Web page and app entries
■ ■ ■
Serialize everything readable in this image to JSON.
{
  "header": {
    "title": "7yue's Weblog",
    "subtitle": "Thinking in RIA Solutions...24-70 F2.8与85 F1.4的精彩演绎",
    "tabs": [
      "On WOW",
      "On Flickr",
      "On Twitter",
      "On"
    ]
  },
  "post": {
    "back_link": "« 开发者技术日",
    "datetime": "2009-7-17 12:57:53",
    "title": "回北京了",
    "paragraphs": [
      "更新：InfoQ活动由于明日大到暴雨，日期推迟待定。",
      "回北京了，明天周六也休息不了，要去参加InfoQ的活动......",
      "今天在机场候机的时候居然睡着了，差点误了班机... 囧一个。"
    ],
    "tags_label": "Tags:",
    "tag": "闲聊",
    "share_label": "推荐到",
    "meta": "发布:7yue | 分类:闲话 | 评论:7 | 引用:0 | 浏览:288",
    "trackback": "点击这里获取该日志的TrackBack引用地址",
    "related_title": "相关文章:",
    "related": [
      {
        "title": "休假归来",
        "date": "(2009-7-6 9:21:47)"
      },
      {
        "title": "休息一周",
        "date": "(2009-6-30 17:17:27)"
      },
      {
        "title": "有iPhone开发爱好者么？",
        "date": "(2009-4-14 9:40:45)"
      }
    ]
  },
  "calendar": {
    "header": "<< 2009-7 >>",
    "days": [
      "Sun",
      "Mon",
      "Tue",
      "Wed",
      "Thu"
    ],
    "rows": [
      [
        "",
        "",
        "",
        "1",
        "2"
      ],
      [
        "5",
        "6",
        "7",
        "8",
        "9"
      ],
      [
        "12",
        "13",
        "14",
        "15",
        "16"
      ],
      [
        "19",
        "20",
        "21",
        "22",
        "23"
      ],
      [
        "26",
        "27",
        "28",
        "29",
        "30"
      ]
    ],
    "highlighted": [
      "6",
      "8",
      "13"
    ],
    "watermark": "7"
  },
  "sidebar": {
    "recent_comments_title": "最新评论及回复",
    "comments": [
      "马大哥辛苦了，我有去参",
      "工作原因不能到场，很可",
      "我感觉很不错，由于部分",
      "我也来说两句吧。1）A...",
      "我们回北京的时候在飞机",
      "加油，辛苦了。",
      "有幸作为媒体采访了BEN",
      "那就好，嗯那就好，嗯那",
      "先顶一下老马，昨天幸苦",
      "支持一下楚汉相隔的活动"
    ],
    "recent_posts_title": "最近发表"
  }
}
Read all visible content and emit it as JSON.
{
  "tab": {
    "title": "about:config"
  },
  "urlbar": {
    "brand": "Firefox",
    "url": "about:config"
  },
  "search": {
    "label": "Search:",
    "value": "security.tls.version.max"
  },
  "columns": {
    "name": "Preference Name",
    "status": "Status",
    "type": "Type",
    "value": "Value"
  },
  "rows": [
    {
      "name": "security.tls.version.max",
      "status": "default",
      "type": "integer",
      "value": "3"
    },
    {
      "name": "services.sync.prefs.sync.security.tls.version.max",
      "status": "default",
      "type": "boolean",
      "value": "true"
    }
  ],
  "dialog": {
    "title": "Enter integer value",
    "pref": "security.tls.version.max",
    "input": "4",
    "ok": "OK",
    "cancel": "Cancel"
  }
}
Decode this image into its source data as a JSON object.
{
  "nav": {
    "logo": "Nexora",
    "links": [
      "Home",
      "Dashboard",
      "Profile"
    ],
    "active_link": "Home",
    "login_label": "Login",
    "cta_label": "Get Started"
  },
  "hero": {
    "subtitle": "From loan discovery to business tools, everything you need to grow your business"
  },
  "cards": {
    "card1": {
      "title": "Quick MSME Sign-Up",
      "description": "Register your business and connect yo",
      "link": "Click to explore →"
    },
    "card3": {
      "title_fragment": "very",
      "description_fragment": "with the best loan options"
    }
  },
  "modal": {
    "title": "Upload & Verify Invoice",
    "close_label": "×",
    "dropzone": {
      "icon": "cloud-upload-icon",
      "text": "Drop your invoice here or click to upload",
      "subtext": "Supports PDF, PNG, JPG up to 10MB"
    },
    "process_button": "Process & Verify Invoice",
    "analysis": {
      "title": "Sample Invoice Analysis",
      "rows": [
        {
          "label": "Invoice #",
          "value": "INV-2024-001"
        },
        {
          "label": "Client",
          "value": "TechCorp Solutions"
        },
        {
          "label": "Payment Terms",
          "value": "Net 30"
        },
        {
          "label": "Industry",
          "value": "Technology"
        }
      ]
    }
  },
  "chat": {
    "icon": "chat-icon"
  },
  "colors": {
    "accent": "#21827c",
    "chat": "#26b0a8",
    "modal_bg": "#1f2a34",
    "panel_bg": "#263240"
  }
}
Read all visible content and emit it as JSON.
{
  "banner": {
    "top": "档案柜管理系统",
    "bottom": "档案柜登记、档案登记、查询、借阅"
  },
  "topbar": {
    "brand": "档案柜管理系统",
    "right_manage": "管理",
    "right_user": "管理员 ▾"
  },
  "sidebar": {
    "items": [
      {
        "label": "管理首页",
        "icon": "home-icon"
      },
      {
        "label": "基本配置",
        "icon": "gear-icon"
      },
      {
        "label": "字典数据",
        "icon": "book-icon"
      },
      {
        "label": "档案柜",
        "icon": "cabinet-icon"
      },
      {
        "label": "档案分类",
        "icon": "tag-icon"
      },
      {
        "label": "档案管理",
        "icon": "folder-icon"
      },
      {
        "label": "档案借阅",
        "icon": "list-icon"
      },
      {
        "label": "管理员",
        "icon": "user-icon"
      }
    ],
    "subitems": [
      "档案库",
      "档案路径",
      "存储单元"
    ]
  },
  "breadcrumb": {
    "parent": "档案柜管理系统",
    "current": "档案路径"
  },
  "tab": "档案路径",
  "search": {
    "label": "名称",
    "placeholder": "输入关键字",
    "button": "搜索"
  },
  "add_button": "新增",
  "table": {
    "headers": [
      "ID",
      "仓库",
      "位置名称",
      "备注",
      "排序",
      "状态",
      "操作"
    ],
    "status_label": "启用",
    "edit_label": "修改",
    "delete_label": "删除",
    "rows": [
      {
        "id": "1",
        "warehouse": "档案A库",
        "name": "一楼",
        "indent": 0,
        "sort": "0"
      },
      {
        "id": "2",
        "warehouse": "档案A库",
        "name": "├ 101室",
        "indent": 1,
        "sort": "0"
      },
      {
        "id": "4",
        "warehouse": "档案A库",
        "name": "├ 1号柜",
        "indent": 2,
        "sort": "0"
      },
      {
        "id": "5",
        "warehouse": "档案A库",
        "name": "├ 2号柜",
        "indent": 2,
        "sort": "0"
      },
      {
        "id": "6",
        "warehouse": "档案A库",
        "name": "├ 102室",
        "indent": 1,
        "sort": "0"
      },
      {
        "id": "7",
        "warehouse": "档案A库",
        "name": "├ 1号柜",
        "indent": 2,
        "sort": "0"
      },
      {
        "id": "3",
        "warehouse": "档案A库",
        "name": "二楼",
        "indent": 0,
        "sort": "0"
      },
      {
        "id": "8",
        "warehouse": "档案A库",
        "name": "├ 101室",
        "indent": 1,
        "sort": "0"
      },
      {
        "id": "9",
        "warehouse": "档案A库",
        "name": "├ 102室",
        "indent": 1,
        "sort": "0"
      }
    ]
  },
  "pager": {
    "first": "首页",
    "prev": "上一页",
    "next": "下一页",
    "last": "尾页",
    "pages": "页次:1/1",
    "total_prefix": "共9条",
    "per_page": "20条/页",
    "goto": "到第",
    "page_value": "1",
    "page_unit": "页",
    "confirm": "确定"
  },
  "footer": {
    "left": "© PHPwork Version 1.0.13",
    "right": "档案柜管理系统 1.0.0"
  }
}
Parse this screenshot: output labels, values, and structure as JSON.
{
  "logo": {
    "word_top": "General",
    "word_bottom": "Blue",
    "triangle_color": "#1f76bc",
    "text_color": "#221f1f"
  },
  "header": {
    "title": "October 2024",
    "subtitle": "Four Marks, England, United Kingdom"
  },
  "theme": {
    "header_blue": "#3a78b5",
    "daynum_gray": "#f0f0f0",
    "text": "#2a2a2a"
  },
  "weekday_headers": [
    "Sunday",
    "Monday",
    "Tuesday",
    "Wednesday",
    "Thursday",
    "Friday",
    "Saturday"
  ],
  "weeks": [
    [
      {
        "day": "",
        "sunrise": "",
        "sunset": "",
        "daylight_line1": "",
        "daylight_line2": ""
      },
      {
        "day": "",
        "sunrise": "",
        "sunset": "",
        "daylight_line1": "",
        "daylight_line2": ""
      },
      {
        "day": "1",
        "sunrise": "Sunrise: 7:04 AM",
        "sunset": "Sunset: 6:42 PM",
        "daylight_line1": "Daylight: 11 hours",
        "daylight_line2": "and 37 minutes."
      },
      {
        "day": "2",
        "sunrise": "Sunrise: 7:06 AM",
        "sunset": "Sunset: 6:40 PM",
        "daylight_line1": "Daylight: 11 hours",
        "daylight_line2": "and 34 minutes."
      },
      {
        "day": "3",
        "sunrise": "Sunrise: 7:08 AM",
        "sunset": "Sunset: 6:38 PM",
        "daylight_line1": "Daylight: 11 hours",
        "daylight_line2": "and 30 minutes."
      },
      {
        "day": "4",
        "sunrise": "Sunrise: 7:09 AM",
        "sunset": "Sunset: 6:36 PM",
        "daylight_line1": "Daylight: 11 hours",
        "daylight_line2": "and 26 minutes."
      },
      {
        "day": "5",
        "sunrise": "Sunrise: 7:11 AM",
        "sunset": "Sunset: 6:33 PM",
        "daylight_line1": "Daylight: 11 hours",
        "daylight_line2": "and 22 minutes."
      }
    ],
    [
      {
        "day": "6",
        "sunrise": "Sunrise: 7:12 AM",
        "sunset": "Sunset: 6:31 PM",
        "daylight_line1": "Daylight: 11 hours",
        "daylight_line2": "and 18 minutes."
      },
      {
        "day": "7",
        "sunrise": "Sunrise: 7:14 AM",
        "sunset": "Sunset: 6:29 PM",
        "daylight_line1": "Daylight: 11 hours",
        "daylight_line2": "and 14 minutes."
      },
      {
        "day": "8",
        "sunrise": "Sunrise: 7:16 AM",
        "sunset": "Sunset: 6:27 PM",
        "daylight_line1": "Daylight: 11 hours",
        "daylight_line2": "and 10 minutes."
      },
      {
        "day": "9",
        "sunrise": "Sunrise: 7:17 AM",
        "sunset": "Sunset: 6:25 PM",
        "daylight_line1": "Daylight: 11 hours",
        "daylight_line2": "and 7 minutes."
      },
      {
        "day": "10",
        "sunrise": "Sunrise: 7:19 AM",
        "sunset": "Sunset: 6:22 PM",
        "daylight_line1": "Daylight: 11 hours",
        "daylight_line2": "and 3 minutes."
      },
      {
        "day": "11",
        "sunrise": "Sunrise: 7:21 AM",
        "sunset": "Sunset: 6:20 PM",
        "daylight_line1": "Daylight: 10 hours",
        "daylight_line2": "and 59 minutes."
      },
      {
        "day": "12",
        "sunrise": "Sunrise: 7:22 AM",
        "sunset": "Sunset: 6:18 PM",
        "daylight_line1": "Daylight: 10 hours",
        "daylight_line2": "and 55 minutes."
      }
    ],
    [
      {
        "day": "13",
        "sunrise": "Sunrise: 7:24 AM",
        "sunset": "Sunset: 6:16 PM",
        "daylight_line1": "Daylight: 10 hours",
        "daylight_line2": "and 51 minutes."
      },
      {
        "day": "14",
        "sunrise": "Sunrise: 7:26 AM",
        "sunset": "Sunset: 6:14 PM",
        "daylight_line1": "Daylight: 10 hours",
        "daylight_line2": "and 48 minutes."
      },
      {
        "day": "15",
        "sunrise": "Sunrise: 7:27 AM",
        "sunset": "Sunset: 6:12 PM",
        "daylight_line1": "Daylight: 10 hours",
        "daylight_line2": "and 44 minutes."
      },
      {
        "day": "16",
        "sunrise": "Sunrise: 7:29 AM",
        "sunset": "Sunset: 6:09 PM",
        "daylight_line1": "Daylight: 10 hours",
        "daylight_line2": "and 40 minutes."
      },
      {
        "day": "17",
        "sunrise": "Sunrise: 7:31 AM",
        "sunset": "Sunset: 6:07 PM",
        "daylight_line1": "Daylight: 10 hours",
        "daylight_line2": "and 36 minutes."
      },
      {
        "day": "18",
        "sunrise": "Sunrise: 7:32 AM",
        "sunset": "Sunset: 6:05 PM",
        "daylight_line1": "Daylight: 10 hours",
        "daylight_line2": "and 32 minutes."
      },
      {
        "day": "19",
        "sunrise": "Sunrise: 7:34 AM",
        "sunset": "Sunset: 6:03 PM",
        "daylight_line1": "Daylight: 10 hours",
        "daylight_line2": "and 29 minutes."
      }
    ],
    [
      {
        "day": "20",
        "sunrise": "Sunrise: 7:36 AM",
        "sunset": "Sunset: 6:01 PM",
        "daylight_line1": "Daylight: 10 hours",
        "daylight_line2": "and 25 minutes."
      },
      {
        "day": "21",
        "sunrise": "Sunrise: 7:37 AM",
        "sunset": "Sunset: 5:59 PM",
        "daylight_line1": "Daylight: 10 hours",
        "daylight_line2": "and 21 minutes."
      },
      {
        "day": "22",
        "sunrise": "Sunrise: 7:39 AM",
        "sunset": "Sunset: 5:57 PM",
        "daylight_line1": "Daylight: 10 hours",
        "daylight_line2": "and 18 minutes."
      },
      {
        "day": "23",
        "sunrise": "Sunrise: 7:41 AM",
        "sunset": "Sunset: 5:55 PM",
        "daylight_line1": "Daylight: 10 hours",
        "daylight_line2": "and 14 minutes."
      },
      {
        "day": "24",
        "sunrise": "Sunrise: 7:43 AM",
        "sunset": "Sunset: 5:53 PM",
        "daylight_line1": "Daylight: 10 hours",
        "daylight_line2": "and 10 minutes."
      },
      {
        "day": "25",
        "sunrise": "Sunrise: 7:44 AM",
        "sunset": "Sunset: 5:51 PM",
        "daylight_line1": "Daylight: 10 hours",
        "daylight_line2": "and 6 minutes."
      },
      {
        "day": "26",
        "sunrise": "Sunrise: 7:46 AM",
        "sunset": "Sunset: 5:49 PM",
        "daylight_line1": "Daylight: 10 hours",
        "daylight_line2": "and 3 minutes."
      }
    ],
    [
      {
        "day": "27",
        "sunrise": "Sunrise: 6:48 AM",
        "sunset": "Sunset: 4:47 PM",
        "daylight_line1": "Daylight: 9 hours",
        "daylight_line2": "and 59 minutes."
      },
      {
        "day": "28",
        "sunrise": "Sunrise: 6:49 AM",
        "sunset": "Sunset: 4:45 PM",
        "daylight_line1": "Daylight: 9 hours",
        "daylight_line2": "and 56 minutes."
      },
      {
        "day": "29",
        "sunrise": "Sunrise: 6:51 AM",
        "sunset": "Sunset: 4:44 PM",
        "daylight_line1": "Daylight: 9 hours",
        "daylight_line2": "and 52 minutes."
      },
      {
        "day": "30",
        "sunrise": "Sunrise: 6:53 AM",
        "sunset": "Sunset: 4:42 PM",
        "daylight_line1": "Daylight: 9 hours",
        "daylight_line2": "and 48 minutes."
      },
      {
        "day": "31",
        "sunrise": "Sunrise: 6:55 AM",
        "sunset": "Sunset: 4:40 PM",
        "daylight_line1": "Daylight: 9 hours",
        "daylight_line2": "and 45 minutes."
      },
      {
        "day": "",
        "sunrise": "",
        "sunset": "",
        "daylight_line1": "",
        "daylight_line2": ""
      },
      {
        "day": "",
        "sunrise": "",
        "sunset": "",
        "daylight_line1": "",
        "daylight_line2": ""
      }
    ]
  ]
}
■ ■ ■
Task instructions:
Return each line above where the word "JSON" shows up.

Answer to this problem:
Serialize everything readable in this image to JSON.
Read all visible content and emit it as JSON.
Decode this image into its source data as a JSON object.
Read all visible content and emit it as JSON.
Parse this screenshot: output labels, values, and structure as JSON.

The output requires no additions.